As for the music, Francis and the Lights sound
better live than in the studio if you can believe.
That’s not to say that they’re a meager
or timorous faction. It’s just not my sound.
When I strap my ears to the speakers of any sound
system I’m always ready for a good old bluesy
guitar riff that resonates the vessels in my heart.
Frankly, I couldn’t care if the world were
on fire if I had to only listen to their tracks
as I’m doing right now on Myspace.
However, dear readers, The Lights are fun to watch
and are totally into their music. With his high
coiffed mane looking like a lithesome Robert Smith,
Francis Farewell has a good thing going for him.
He grabs your attention, looks you in the eyes,
and inspires you to jump around like a court jester
does to appease a royal court. Even the monkey I
brought with me, my pal Chris, turned diametrically
opposite from the stage, flailed his arms and hopped
around like a great buffoon does to keep the crowd
going. At one point this fine chum of mine, unbeknownst
to him, knocked my pen from my grips. Searching
for a pellet in a pile of buck shot I finally found
the implement in a cold puddle of PBR. It wasn’t
until I used my Black Keys T-shirt to wipe off the
wetness that I could get back to jotting down what
I wanted to say: Mr. Farewell will be a star one
day; however, he needs to sound like he does ‘live’
in order to get there.
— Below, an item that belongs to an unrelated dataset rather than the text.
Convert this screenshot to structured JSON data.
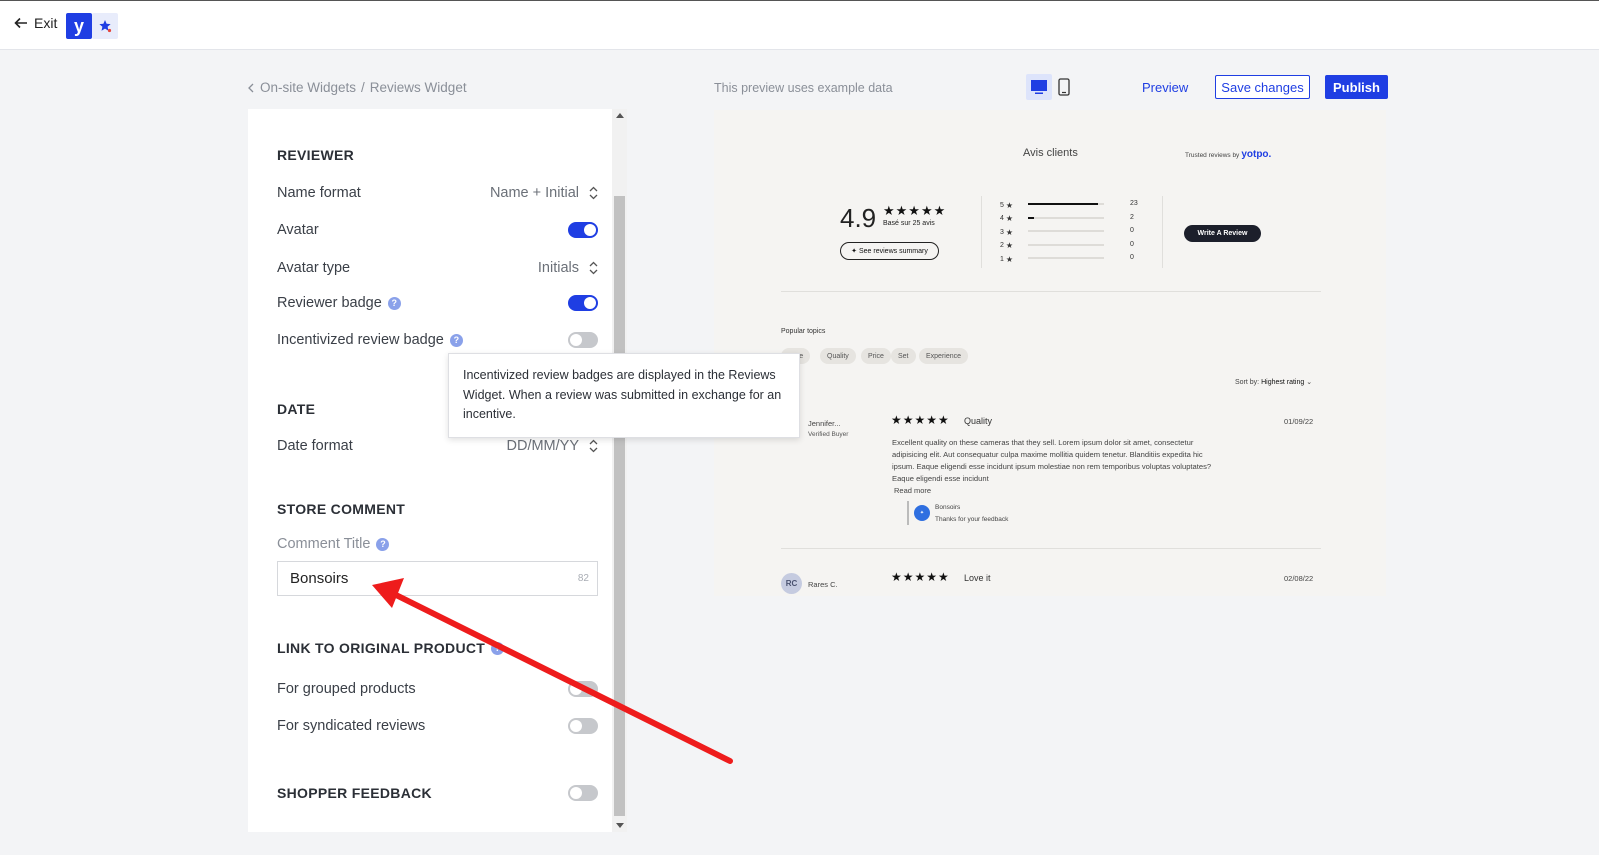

We need to hear him as if
he were parading around with sudden jolts and rhythmic
wiggles to become propelled to his music. Because
if he hadn’t done a live show yet and all
I had was Myspace to listen to his tracks I would
deign to say I would ever travel outside my door
to review these guys. Sorry, someone had to say
Tim Harrington of Les Savy
After a timely smoke break and an arduous trip
to drain my euphemistic pipes I was raring to go
to see the night’s closing act, Les Savy Fav.
Finding my way and jostling through the now packed
theater, I finally sidled up next to my photographer
friend, Amy. I even bought her a PBR due to her
niceties all night from the start of our trip over
to the Masonic Temple.
Tim Harrington of Les Savy
Watching the road crew set up and placing a plethora
of fluffy, leopard-skinned, goose-feathered pillows
around the stage a smile gradually grew across my
face. I was about to see the biggest buffoon of
the night; aside from my friend Chris, who was probably
fondling a girl somewhere in the back at this point.
PBR’s will do that to man.
Tim Harrington of Les Savy
Known for his on stage antics and humorous taste
in wardrobe, lead singer Tim Harrington is an absolute
hoot. Grizzly Adams with a big heart flits across
the imagination when this sizeable teddy bear takes
the stage. Sporting a not-so-glamorous nightgown
himself, Harrington immediately sends a telepathic
yet prodigious message to the audience: I’m
gonna have fun and so are you.
Like any good front man, Harrington draws you in
with his childlike sensibilities and then decides
to playfully toss you one of his pillows as if he
were the host of his own rock-out slumber party.
Soon after the mangled cushion returns, ostensibly
masticated by a crowd monster, Harrington grabs
some flying feathers and begins to paste them to
the top of his dome where anyone could tell that
hair used to reside.
Les Savy Fav Fan
With their definite place in art rock, Les Savy
Fav filled the room with their musically erratic
and melodically jumpy style. Harrington sometimes
yells his lyrics which to some can be unintelligible,
however, at a rock show that cares about what your
favorite band is spewing from their mouth when most
fans know all the lyrics in the first place.
Syd Butler, the band’s bassist, also the
owner of FrenchKiss Records, Les Savy Fav’s
label, does two things well: Plucking out the rhythms
on his electric stick and driving the band to its
histrionic heights. Butler can also pick winners
with front men, especially with Harrington leading
the way. This band would be nothing without the
likes of him. If you extricated Harrington from
the crew Les Savy Fav would be just another new
addition to the post-hardcore wave that continues
to pile up audiences and speak to a perpetual generation
of people who simply want to rock out to a good
show. That’s what Les Savy Fav does for us
and what I foresee them doing for years to come.